▸ **TASK DETAILS**: Report how many lines in the entries below have the word "avatar" in them, and give no other words.

▸ **TASK DATA**:
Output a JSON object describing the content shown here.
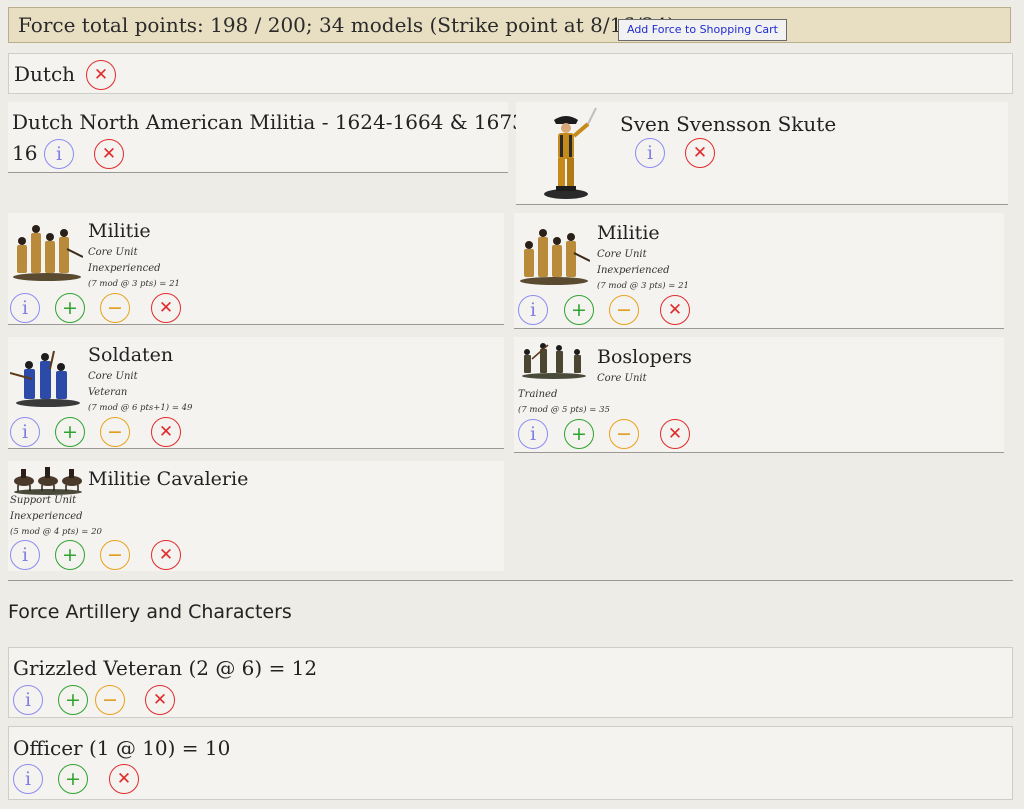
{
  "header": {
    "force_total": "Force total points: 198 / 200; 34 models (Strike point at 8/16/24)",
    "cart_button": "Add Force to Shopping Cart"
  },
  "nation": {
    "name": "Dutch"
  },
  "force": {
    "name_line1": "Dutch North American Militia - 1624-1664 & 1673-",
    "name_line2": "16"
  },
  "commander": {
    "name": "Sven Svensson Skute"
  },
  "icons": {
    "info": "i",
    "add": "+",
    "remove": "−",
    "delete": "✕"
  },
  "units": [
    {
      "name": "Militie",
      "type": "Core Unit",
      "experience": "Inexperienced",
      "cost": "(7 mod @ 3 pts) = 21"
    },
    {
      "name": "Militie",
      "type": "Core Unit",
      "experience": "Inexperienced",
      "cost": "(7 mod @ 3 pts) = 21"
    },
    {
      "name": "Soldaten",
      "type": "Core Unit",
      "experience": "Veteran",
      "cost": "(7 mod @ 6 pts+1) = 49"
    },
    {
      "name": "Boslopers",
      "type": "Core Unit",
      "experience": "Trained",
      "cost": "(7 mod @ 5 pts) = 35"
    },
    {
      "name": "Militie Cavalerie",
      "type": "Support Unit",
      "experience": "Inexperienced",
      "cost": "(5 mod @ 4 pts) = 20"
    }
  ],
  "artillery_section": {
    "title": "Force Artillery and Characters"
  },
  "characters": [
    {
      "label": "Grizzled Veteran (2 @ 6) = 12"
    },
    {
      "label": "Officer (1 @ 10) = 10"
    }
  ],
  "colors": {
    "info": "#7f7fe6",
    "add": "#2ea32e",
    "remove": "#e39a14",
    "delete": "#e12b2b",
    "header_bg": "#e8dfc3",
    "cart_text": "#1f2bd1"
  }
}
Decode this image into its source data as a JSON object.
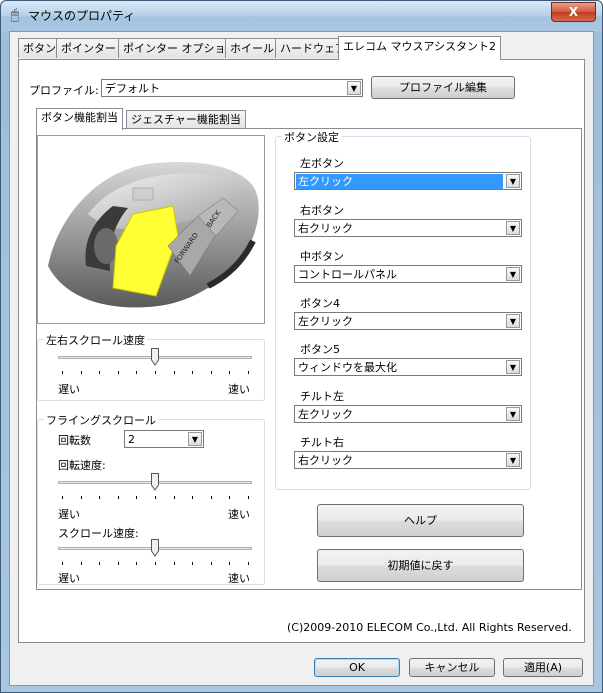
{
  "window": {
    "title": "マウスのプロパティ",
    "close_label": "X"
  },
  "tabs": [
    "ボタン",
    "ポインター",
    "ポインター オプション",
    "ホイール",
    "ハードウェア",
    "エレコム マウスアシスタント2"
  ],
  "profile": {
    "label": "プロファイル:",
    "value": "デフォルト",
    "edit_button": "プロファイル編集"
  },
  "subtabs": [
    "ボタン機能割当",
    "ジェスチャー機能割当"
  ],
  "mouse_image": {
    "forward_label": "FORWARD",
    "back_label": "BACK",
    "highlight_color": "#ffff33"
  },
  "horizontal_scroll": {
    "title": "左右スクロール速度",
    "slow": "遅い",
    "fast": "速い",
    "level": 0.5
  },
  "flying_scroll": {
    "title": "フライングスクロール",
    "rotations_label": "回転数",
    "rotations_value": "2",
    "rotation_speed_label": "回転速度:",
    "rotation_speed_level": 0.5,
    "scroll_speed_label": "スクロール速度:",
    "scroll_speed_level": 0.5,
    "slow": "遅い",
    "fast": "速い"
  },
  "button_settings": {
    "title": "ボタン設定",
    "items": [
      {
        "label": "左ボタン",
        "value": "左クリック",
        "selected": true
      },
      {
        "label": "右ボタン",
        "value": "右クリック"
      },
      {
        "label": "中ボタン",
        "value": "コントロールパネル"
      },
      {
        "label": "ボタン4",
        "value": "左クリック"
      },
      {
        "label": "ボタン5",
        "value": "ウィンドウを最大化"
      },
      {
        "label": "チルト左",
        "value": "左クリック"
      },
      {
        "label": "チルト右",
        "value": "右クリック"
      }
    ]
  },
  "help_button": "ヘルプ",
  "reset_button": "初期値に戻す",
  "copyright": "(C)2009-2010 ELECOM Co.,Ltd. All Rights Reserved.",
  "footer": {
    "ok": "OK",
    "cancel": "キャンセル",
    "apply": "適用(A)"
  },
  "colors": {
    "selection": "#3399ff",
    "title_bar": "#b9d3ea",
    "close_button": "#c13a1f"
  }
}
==
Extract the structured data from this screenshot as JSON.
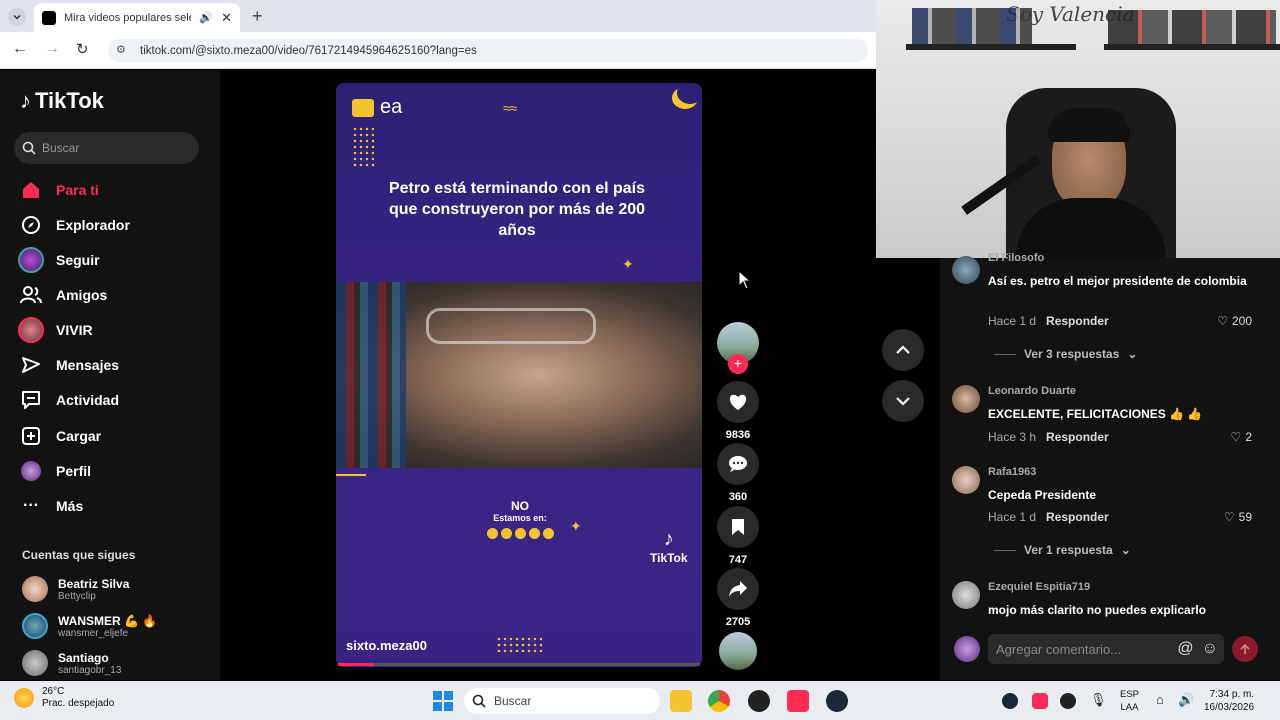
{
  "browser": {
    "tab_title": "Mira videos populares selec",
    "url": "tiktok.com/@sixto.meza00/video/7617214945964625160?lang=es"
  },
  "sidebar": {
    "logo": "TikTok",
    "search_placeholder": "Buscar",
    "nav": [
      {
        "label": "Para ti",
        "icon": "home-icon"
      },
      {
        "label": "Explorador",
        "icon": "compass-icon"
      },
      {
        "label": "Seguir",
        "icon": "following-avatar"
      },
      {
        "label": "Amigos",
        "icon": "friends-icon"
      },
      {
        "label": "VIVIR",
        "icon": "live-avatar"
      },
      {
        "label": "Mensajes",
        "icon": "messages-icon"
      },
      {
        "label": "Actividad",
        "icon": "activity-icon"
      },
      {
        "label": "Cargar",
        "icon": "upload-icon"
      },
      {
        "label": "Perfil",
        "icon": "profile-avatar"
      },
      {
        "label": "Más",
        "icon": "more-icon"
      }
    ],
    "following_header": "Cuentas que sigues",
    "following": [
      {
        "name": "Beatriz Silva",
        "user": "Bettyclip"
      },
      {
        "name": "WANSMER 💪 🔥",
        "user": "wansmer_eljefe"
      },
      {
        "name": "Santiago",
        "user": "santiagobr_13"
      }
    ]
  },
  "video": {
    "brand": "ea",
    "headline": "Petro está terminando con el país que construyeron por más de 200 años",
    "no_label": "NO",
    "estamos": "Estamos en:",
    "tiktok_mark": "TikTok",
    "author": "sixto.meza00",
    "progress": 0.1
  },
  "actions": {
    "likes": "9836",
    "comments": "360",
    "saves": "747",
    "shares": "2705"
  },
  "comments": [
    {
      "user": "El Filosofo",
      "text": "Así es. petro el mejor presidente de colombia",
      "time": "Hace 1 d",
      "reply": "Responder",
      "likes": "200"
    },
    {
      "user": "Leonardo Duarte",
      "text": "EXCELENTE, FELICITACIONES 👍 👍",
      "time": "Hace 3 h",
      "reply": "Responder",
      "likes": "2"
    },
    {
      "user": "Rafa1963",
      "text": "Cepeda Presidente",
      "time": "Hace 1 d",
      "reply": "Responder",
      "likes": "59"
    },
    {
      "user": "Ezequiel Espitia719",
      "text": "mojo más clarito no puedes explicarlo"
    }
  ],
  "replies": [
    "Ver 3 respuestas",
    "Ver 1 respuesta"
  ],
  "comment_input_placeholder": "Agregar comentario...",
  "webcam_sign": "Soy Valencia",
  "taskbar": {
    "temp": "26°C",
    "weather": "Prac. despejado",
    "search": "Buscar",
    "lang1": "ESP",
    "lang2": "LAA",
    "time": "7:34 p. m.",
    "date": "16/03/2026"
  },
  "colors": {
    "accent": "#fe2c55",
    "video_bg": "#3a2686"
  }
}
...
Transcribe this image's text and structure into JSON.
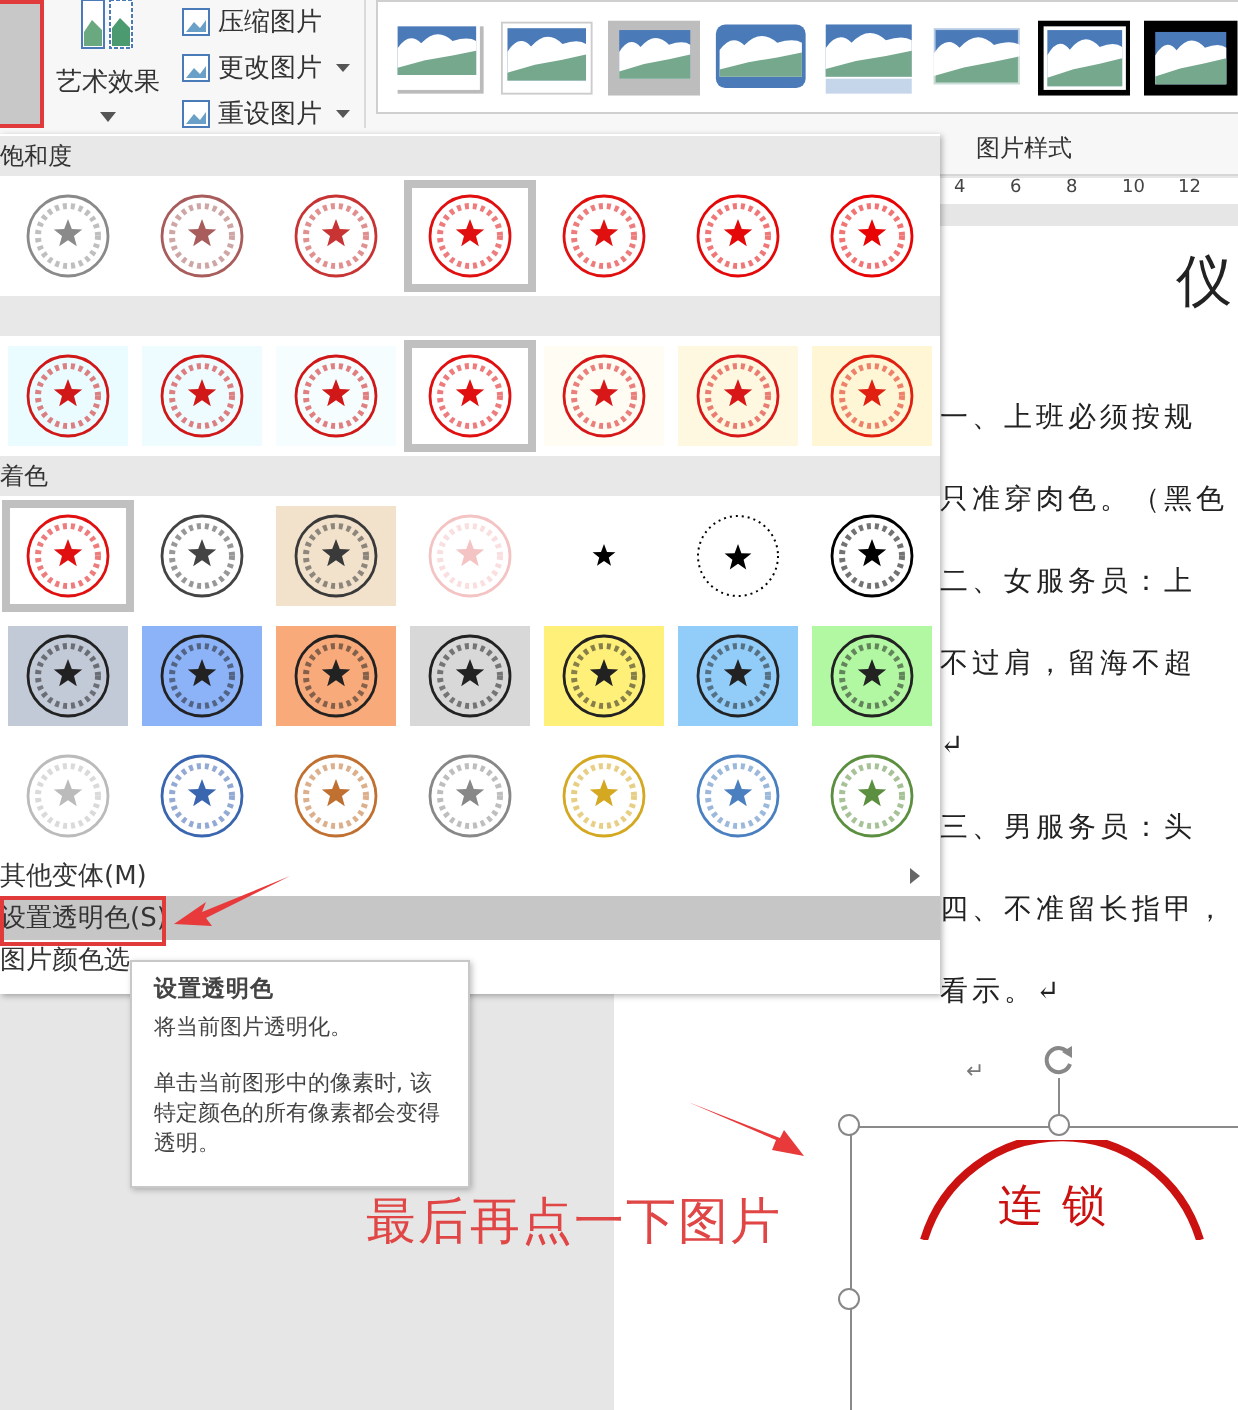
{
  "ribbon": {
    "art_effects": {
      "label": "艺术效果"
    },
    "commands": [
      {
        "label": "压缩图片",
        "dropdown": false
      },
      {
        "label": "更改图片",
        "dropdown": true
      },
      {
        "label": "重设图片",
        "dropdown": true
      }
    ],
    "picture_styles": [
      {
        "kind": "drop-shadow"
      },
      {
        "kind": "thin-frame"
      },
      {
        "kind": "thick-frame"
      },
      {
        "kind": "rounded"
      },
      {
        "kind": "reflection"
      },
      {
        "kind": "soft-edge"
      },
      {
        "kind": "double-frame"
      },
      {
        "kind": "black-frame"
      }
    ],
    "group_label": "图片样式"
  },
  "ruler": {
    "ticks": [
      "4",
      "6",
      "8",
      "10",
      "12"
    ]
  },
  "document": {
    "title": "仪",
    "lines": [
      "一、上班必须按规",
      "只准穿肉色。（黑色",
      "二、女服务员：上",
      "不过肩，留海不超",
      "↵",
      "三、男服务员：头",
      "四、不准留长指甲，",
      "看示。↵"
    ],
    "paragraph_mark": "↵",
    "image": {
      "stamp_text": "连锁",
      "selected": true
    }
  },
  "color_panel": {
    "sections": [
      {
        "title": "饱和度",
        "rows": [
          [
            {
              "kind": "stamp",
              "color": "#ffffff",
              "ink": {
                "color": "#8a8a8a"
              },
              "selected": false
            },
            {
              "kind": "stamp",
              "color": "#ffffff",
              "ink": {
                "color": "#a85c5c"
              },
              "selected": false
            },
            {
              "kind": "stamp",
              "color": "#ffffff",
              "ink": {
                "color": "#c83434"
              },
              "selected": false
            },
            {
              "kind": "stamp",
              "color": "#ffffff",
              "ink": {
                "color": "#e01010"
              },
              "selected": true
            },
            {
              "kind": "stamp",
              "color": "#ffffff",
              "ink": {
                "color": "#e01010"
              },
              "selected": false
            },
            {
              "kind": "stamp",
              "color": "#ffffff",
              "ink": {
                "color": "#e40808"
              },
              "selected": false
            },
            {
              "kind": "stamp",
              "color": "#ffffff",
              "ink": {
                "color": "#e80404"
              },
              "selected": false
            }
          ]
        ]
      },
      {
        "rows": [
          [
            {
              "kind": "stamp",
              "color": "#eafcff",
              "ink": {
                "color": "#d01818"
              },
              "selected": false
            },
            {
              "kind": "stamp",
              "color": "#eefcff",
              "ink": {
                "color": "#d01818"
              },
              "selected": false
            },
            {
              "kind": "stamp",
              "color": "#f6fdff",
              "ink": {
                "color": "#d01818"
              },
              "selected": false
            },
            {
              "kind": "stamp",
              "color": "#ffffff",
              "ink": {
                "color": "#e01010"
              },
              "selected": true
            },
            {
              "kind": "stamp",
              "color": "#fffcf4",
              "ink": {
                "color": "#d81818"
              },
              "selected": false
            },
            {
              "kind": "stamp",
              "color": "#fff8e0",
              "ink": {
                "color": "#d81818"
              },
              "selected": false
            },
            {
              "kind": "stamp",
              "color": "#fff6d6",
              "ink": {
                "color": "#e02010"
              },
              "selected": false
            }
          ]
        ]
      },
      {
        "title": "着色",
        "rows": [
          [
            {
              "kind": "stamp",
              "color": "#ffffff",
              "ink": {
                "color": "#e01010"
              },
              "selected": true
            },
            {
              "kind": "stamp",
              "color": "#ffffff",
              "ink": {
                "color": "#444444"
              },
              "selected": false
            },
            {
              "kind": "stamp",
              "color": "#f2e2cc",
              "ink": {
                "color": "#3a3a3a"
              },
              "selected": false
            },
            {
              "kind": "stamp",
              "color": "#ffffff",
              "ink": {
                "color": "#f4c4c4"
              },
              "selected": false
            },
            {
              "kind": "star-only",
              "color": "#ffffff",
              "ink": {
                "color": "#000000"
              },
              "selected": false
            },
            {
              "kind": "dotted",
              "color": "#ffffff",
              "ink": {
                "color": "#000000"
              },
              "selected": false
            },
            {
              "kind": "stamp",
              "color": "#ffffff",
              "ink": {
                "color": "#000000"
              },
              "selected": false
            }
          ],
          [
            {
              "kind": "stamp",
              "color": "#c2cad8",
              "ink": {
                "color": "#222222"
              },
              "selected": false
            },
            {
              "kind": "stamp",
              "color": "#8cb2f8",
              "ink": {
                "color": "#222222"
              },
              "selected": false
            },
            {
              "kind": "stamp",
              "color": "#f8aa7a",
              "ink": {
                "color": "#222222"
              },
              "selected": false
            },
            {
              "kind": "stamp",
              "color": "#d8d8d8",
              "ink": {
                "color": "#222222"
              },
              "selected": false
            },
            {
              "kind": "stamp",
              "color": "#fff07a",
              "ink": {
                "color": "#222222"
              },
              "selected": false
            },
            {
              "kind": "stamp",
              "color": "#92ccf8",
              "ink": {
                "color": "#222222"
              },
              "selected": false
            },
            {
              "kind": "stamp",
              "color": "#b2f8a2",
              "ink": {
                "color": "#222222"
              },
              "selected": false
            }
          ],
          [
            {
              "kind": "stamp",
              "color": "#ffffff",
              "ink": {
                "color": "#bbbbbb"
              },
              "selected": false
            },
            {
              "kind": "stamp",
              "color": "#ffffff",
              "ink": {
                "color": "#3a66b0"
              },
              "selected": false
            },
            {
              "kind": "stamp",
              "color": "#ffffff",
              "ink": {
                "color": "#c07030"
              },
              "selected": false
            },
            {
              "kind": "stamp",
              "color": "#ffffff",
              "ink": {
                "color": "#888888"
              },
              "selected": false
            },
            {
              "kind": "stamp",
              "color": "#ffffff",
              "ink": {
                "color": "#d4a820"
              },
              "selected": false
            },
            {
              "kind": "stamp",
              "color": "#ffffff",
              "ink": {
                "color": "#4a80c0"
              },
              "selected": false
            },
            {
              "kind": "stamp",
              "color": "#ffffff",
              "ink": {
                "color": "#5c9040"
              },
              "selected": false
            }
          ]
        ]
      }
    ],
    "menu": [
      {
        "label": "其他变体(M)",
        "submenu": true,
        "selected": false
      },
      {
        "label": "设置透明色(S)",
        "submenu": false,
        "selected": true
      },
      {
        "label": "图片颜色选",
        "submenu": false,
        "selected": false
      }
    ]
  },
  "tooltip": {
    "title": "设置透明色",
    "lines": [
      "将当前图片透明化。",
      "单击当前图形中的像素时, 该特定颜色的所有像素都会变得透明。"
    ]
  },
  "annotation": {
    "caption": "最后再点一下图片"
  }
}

▸ **SOLUTION FOR THIS TASK**: 3